This is not something I have talked about too much here on Schoolrunbeauty.com, mainly as this is a beauty and lifestyle blog. The inclusion of regular Mummy Monday feature though means that you will be seeing more of this type of post.

photo (7)


Today I wanted to open up the discussion of children with diabetes. My son is a Type 1 diabetic, we are 5 1/2 years on from his original diagnosis. Though initially a shock it is something that we have become very used to managing. Up until now as a parent my husband and I have very much been in the driving seat when it comes to being in control of managing his care, and at school he has a  one to one TA who helps him out with his daily care needs. Come September though this is all going to change. You see Harrison is going up to secondary school.

Once your child reaches this particular mile stone provision for their care changes quite a lot. In secondary school there is no one to one supervision for diabetics. Your 11 yr old is now responsible for looking after themselves. We are talking blood testing, carb counting, injections, hypo treatment, the lot. Obviously if they were to have a severe hypo a school nurses is on the premises to assist with  emergency treatment, but it doesn’t stop the worry.

I know at some point as a parent you have to step back and let your child take responsibilty for their own Diabetes management, I’m not going to be their to hold his hand as an adult. However the time seems to have come round very quickly and I’m not sure if I’m ready to let go just yet.

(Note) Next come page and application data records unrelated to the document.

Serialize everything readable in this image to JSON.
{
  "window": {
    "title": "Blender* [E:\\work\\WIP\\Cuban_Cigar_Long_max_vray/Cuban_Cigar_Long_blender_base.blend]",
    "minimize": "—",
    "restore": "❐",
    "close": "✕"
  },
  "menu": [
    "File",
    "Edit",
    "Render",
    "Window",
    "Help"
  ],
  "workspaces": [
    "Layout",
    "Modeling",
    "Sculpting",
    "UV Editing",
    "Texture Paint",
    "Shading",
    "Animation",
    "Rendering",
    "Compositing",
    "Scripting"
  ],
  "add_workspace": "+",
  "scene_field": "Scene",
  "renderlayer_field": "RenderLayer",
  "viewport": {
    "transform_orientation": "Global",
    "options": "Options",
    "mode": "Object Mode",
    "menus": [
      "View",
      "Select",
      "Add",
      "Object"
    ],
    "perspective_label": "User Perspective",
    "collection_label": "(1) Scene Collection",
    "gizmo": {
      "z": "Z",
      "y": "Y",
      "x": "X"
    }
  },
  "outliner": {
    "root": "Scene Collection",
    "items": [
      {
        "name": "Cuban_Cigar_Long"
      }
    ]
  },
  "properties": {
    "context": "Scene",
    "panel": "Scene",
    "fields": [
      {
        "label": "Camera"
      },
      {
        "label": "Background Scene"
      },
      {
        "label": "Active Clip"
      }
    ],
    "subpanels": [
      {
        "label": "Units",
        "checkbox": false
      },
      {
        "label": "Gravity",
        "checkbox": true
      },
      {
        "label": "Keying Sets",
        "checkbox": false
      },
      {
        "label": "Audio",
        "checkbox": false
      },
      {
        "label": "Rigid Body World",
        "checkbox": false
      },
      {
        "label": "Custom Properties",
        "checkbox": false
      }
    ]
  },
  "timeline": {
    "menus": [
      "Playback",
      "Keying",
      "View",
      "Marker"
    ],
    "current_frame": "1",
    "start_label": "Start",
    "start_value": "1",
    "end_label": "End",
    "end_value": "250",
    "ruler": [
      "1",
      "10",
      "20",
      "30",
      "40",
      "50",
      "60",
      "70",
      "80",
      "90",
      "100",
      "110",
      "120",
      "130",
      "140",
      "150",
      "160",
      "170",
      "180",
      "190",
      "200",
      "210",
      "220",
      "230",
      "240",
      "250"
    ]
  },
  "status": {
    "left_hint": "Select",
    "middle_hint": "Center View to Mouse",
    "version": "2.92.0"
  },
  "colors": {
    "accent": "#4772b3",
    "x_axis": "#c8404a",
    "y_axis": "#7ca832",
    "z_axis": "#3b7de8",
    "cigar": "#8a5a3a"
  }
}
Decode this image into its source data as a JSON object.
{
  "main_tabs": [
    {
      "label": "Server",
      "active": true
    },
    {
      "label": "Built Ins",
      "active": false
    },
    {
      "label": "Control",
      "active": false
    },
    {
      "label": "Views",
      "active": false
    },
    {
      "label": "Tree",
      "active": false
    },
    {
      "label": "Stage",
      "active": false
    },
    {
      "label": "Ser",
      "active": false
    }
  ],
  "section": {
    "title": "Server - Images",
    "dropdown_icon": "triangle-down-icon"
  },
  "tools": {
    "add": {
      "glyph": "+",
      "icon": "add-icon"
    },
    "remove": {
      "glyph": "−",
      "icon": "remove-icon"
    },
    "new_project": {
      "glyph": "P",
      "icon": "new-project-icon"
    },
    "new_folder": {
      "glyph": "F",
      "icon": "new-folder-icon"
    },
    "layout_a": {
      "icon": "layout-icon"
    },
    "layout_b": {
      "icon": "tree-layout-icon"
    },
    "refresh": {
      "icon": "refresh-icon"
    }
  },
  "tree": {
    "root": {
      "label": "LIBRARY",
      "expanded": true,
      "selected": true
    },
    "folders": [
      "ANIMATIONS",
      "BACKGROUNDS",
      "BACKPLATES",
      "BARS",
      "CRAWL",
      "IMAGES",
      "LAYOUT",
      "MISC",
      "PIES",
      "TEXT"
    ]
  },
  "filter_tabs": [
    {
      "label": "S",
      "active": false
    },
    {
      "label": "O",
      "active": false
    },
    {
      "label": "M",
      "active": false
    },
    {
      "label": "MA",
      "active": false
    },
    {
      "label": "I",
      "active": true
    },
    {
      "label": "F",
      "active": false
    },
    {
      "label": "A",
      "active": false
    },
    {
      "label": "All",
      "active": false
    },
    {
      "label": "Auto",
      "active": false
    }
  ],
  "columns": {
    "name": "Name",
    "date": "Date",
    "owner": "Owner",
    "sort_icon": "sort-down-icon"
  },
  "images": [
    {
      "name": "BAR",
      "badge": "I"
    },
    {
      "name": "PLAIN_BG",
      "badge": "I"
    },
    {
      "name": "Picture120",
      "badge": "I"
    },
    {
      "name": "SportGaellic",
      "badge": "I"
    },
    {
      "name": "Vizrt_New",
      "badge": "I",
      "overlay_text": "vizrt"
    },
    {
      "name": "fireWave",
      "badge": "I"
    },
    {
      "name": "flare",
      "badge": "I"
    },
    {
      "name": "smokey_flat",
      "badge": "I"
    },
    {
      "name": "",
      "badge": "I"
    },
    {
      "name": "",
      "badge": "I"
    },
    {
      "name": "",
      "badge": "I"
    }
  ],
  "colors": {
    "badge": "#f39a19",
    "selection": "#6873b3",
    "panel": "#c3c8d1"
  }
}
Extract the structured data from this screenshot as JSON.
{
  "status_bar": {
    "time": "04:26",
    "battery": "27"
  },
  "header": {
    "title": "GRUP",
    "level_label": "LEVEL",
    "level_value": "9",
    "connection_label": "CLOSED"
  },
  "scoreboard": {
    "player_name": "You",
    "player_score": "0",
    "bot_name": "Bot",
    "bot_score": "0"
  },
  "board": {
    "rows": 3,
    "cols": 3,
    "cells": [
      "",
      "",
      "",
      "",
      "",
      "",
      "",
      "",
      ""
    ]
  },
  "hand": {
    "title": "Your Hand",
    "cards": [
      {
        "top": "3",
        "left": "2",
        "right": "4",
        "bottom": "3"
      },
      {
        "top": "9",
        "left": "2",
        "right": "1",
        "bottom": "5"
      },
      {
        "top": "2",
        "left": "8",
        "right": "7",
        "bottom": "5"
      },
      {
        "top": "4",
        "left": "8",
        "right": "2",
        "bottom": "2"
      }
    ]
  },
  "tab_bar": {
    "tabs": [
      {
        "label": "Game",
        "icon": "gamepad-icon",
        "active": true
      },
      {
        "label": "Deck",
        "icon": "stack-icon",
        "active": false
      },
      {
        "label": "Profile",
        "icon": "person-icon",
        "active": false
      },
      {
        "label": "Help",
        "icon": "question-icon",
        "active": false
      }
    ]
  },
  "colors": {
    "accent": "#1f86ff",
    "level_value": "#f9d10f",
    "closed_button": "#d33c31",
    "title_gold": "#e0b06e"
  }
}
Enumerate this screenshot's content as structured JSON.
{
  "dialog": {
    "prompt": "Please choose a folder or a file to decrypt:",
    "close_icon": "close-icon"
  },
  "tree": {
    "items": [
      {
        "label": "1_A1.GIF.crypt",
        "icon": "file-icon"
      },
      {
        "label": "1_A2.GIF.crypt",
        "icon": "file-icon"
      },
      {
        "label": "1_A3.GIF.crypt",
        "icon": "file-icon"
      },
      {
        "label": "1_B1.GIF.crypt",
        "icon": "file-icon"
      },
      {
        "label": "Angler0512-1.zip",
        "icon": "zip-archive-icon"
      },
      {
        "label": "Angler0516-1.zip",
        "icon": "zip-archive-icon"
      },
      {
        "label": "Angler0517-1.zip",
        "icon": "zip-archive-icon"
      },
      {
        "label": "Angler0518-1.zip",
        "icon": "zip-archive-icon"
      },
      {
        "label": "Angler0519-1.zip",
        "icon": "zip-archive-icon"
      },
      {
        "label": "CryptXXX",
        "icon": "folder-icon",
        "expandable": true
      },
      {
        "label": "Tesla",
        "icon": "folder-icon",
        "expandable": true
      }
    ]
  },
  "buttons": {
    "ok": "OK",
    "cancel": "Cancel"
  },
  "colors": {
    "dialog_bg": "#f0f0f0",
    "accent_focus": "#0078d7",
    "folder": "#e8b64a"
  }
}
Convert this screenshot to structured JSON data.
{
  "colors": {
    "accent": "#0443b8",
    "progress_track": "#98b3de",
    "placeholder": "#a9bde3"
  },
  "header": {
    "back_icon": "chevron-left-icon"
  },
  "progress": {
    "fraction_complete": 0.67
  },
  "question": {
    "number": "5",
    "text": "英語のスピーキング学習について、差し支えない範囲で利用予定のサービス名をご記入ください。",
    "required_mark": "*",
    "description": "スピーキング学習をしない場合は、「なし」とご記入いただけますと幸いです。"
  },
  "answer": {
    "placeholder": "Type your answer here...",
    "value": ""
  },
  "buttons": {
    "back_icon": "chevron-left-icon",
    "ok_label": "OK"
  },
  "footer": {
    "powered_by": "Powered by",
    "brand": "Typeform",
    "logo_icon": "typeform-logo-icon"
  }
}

We are of course taking the steps to ensure that he is ready for secondary school and all that it entails. He is now able to count his own carbs and we are gradually stopping checking every single insulin dose.

You know what kids are like though, they get distracted, or rush through their treatment. Taking your insulin is far less exciting than keeping up with the goings on of your mates. Unfortunately that is were the mistakes happen, such as taking the wrong dose or even picking up the wrong insulin pen (my son takes two different types depending on time of day). This is where I am struggling with my own personal demons. As a responsible parent I want to be checking for mistakes, but then on the other hand we learn from mistakes that we make in life. Trouble is a mistake in this context could be very dangerous for Harrison.  Again It would be very irresponsible of me to be sending him of into the world unable to look after himself.

Kids are ressiliant and I’m sure he will be fine, he’s not the first child with diabetes to go through this transition and he certainly won’t be the last. In fact there are three other kids with Type 1 starting alongside him in September. He is also lucky as our local health trust is providing a moving on to secondary school workshop for kids with Diabetes. It doesn’t stop the worry though. Mind you that’s part of being a parent, if I wasn’t worrying about this It would be about something else.

What are your thoughts on this? Do you have a child going up to secondary in september? How do you feel about the change in your child’s care?

Bye now, Katy x